One of the greatest challenges for guys at this level of play is to manage the hockey, fitness, family and work. I think that 90% of the guys would rather put all their energies into hockey, though unfortunately we need to put food on the table and pay the bills, which hockey unfortunately doesn’t do for us. I would love to do nothing more than spend my days getting into shape and work towards bettering myself as a player, but I have other responsibilities that I must fit hockey around. I still train actively on and off the ice, which I am proud of, but when you are bummed down by other issues the joy of training disappears and you are left forcing yourself to move.

With my renewed focus and drive I feel that I’ve turned a corner that will help me renew that focus and the competitive drive that I have yarned for.

While I was away the team played two games, one was a close 3-0 loss, the other a 10-6 loss. After the 3-0 loss there was a flurry of emails being sent around by a disgruntled player who felt that he hadn’t been given the ice time he deserved. Though I can understand his frustration as I have been in the same position myself, I must defend my team captain’s decision to run the bench the way he did.
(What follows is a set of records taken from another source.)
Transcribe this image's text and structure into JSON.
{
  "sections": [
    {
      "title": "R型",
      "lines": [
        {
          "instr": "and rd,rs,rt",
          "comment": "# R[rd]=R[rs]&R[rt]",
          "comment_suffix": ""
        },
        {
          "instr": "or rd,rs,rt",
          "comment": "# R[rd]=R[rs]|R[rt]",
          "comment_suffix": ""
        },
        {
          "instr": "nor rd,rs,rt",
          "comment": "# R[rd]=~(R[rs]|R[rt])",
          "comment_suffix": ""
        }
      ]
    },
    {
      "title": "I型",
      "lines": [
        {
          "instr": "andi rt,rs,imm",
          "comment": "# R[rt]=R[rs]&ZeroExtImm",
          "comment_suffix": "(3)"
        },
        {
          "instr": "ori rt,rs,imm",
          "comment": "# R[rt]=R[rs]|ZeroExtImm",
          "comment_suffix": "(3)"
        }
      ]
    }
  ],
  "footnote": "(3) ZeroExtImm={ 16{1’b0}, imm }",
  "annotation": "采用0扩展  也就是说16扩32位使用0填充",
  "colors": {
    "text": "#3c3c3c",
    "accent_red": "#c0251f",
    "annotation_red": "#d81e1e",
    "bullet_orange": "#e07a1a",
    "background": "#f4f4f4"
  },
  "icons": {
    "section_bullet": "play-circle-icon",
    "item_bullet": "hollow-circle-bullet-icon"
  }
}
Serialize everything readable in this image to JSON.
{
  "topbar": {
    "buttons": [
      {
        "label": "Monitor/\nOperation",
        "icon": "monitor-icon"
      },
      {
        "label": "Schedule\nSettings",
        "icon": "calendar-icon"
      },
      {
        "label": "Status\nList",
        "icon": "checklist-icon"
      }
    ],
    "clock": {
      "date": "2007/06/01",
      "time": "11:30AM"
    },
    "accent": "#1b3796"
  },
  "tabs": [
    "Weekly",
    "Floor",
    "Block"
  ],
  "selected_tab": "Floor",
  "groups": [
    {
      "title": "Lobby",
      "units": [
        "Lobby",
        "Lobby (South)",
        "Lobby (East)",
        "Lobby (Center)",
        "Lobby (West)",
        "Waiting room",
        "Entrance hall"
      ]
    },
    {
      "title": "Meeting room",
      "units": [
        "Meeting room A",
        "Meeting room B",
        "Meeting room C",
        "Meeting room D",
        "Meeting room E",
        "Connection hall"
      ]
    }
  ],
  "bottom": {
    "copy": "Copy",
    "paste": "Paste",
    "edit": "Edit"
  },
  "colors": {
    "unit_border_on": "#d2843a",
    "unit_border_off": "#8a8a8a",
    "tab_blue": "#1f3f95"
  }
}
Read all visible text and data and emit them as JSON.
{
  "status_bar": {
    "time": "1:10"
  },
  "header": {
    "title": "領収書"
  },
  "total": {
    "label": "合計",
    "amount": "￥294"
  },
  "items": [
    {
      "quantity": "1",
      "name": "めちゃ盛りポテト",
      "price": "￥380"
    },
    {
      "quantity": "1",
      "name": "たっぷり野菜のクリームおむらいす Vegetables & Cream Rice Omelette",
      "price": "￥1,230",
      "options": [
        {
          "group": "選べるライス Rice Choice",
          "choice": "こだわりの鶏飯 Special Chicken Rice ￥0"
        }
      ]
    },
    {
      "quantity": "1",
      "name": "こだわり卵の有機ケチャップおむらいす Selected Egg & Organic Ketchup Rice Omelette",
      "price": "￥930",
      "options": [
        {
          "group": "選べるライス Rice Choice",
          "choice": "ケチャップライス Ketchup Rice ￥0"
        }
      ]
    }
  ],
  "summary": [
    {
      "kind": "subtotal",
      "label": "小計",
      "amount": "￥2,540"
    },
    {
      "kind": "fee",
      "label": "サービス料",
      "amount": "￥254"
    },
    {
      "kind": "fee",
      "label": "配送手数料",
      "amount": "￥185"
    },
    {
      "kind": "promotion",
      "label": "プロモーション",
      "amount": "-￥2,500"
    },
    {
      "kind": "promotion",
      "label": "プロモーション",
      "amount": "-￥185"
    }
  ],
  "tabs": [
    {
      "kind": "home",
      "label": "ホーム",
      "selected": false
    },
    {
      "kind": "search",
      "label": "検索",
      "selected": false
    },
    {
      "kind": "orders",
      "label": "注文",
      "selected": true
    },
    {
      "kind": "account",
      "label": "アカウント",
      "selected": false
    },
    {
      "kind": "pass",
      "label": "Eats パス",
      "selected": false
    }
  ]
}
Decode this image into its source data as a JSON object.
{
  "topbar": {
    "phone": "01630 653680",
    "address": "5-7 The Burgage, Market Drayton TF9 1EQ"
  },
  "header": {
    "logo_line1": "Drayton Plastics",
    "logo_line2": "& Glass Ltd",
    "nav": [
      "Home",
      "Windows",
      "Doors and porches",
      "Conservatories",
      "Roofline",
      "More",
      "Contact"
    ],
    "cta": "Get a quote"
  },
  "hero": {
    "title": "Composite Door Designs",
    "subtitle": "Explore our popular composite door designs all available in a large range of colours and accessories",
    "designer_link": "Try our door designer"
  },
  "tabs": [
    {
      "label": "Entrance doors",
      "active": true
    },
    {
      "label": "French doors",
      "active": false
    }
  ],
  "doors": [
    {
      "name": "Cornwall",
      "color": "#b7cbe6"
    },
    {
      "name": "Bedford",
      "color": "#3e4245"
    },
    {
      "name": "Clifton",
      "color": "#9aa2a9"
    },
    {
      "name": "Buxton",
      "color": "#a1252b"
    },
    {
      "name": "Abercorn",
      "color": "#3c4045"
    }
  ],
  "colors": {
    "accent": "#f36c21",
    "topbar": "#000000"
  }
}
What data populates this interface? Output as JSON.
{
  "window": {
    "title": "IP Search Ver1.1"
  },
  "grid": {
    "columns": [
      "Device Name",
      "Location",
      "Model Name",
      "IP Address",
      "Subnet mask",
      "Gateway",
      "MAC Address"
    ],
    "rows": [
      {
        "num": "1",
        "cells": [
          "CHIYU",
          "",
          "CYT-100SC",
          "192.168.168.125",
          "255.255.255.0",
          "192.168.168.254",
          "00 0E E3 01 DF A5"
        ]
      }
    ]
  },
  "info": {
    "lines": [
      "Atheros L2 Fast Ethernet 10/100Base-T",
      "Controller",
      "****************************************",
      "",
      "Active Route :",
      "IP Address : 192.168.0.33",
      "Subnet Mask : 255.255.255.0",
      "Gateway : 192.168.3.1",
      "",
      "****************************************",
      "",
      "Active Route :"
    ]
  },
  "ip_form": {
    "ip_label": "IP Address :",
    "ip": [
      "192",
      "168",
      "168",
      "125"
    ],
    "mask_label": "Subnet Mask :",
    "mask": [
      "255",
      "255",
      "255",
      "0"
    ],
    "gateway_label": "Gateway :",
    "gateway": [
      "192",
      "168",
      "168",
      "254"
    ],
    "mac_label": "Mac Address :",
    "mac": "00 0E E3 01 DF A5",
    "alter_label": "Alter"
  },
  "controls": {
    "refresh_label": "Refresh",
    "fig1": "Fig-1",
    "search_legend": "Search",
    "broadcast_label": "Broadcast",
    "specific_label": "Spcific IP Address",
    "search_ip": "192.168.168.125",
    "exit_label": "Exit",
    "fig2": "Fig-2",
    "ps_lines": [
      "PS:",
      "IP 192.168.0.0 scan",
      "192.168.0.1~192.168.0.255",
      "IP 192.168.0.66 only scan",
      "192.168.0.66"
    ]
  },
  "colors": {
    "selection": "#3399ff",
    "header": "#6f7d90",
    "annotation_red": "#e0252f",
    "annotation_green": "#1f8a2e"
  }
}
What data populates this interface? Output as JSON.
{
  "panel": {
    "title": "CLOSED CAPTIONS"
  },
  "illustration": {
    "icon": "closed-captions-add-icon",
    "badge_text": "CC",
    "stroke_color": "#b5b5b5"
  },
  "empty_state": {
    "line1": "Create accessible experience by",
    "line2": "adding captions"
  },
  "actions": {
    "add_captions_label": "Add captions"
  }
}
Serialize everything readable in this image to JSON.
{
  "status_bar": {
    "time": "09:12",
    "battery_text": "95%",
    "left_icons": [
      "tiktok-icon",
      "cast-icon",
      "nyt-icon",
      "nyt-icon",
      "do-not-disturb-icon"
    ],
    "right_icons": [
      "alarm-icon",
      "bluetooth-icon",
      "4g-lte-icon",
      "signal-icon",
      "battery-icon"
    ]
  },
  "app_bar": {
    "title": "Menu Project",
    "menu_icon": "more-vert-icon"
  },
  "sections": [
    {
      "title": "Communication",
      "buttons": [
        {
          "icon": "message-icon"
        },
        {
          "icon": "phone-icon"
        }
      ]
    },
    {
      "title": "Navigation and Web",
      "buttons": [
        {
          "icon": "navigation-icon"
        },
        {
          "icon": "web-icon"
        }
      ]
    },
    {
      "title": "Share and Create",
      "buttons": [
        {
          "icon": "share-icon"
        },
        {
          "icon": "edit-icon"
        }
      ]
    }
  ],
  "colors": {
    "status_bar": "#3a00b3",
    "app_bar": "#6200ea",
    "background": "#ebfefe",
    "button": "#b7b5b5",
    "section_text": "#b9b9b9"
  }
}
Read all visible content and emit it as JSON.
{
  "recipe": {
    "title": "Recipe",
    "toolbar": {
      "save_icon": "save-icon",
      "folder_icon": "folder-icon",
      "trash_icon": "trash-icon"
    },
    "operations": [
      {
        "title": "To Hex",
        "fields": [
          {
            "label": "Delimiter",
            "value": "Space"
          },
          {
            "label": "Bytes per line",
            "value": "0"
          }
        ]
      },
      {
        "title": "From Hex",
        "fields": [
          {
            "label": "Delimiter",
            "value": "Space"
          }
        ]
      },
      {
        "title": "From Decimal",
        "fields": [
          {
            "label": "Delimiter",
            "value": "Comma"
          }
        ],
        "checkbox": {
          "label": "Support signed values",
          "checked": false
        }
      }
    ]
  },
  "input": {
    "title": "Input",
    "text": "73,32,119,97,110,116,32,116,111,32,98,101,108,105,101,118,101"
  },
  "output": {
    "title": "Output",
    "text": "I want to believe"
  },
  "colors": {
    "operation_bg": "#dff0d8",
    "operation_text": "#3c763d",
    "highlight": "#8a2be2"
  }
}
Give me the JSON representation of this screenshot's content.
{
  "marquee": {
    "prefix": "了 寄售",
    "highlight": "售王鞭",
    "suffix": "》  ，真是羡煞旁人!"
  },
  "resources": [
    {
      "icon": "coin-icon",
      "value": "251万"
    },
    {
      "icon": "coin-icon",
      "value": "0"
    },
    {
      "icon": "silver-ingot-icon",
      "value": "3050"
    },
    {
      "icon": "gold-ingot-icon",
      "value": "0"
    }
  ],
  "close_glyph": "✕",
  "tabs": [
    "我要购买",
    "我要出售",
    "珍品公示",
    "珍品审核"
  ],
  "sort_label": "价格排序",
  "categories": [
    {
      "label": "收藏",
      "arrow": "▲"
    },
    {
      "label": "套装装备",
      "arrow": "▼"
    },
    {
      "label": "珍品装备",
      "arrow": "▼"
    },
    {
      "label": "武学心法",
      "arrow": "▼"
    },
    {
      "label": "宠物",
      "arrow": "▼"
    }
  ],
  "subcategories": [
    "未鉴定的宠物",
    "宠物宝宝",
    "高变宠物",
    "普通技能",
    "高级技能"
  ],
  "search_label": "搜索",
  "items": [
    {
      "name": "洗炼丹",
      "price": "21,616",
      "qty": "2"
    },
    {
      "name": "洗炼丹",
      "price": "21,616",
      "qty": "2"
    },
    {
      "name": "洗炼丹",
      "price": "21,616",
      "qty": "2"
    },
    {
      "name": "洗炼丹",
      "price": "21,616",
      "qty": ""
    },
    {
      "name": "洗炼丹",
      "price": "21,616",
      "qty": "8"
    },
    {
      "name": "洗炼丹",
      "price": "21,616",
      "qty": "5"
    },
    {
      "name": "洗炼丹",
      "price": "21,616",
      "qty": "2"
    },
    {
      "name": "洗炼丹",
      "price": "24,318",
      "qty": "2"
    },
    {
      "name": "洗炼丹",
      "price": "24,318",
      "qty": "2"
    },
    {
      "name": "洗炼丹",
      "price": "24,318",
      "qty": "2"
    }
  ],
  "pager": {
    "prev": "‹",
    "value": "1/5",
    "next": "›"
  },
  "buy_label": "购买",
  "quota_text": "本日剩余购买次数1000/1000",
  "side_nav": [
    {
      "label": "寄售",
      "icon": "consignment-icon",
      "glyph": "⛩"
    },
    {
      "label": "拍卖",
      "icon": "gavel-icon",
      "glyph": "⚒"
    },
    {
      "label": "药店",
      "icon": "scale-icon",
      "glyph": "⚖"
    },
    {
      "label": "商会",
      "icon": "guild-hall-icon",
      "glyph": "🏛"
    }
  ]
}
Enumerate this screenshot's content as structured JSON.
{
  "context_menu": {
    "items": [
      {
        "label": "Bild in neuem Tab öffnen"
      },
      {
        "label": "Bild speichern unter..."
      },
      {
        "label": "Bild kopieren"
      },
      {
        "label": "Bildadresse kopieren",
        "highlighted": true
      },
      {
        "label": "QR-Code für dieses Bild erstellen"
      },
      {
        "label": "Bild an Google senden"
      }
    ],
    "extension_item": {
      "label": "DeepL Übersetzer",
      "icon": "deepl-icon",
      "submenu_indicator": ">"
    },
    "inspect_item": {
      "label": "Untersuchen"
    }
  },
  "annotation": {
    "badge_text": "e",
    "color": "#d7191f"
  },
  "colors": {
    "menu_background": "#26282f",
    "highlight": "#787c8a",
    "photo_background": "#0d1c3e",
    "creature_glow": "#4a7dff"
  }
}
In a close game where you are playing for the win of the game, teams need to cut the bench short inorder to give the players that are known for converting a chance to capitalise on the situations and help the teams. Hockey is a team sport and there is no room for individual ambitions going ahead of those of the team. Weaker players must understand that sometimes these decisions are necessary. Take the NHL for example; every guy on the team wants to play just as much as the next one, but the truth is that the guys playing 4th line need to give up their ice time in tight games inorder for the team to win.

Where we are playing rec hockey, we still play to win and on an individual level I don’t enjoy travelling around the country and get thrashed every weekend. The team comes first in a competitive cup and players wishing to place their own individual desires ahead of those of the team’s better take a good hard look in the mirror and perhaps think of hanging up the skates, as harsh as it sounds.

The problem I have with rec hockey is that we need players of all abilities to come forwards and play, which puts us in a disadvantage against teams like Cardiff or Swindon who have strong rosters and are able to field strong players game in, game out.

The two losses and the internal meltdown of the team means that we are now playing on the brink, if we are to play in the playoffs in August. We need a miracle to turn things around and we need to stay motivated throughout the end of the season. Hopefully, with the exception of holidays, we will have a strong team to put out there every game. My sincerest hope is that guys put their own pleasures of getting drunk before a game night aside and dedicate themselves to the end of the season. It is what we need now and we need to play strong hockey in training to make sure that we are able to carry that momentum in trainings to our tough away game schedule we have coming up. I am a firm believer that with confidence and dedication we will be able to take the games to the teams we are facing and improve our position in the standings. I for one don’t want to end up last.